=== Prompt ===
Copy out the entries that follow. Leave none out.

== == ==

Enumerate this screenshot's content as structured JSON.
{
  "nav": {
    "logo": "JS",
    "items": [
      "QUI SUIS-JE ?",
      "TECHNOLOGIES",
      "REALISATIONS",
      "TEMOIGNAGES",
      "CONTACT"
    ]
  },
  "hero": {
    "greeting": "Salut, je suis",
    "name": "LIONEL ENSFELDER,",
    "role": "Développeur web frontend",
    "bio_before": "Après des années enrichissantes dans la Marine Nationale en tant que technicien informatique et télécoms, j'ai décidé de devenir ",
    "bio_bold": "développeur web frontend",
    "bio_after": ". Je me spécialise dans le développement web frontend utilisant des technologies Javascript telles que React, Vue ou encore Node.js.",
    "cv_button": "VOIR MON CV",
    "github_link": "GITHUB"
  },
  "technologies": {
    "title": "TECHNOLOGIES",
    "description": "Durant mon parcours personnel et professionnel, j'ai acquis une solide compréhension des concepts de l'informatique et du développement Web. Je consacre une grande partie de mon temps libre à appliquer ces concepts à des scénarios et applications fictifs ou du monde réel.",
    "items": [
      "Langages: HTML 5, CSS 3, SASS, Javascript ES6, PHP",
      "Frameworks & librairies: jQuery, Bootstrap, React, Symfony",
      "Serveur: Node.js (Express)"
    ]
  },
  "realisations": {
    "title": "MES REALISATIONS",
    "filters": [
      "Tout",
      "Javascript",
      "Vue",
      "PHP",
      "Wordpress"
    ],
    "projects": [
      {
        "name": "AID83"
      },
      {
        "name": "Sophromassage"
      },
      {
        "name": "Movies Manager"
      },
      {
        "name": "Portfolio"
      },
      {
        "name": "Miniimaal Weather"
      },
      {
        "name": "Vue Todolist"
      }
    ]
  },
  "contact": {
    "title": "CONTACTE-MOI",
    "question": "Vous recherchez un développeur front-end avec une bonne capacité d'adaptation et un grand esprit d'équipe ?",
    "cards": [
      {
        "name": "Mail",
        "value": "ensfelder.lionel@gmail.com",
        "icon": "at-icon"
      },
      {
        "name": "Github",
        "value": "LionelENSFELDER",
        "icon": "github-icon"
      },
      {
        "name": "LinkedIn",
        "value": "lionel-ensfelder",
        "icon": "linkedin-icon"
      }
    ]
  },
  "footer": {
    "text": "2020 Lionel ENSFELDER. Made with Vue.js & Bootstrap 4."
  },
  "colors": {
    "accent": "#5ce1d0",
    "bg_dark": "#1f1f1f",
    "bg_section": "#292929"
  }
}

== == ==

=== Exercise response ===
Enumerate this screenshot's content as structured JSON.
{
  "nav": {
    "logo": "JS",
    "items": [
      "QUI SUIS-JE ?",
      "TECHNOLOGIES",
      "REALISATIONS",
      "TEMOIGNAGES",
      "CONTACT"
    ]
  },
  "hero": {
    "greeting": "Salut, je suis",
    "name": "LIONEL ENSFELDER,",
    "role": "Développeur web frontend",
    "bio_before": "Après des années enrichissantes dans la Marine Nationale en tant que technicien informatique et télécoms, j'ai décidé de devenir ",
    "bio_bold": "développeur web frontend",
    "bio_after": ". Je me spécialise dans le développement web frontend utilisant des technologies Javascript telles que React, Vue ou encore Node.js.",
    "cv_button": "VOIR MON CV",
    "github_link": "GITHUB"
  },
  "technologies": {
    "title": "TECHNOLOGIES",
    "description": "Durant mon parcours personnel et professionnel, j'ai acquis une solide compréhension des concepts de l'informatique et du développement Web. Je consacre une grande partie de mon temps libre à appliquer ces concepts à des scénarios et applications fictifs ou du monde réel.",
    "items": [
      "Langages: HTML 5, CSS 3, SASS, Javascript ES6, PHP",
      "Frameworks & librairies: jQuery, Bootstrap, React, Symfony",
      "Serveur: Node.js (Express)"
    ]
  },
  "realisations": {
    "title": "MES REALISATIONS",
    "filters": [
      "Tout",
      "Javascript",
      "Vue",
      "PHP",
      "Wordpress"
    ],
    "projects": [
      {
        "name": "AID83"
      },
      {
        "name": "Sophromassage"
      },
      {
        "name": "Movies Manager"
      },
      {
        "name": "Portfolio"
      },
      {
        "name": "Miniimaal Weather"
      },
      {
        "name": "Vue Todolist"
      }
    ]
  },
  "contact": {
    "title": "CONTACTE-MOI",
    "question": "Vous recherchez un développeur front-end avec une bonne capacité d'adaptation et un grand esprit d'équipe ?",
    "cards": [
      {
        "name": "Mail",
        "value": "ensfelder.lionel@gmail.com",
        "icon": "at-icon"
      },
      {
        "name": "Github",
        "value": "LionelENSFELDER",
        "icon": "github-icon"
      },
      {
        "name": "LinkedIn",
        "value": "lionel-ensfelder",
        "icon": "linkedin-icon"
      }
    ]
  },
  "footer": {
    "text": "2020 Lionel ENSFELDER. Made with Vue.js & Bootstrap 4."
  },
  "colors": {
    "accent": "#5ce1d0",
    "bg_dark": "#1f1f1f",
    "bg_section": "#292929"
  }
}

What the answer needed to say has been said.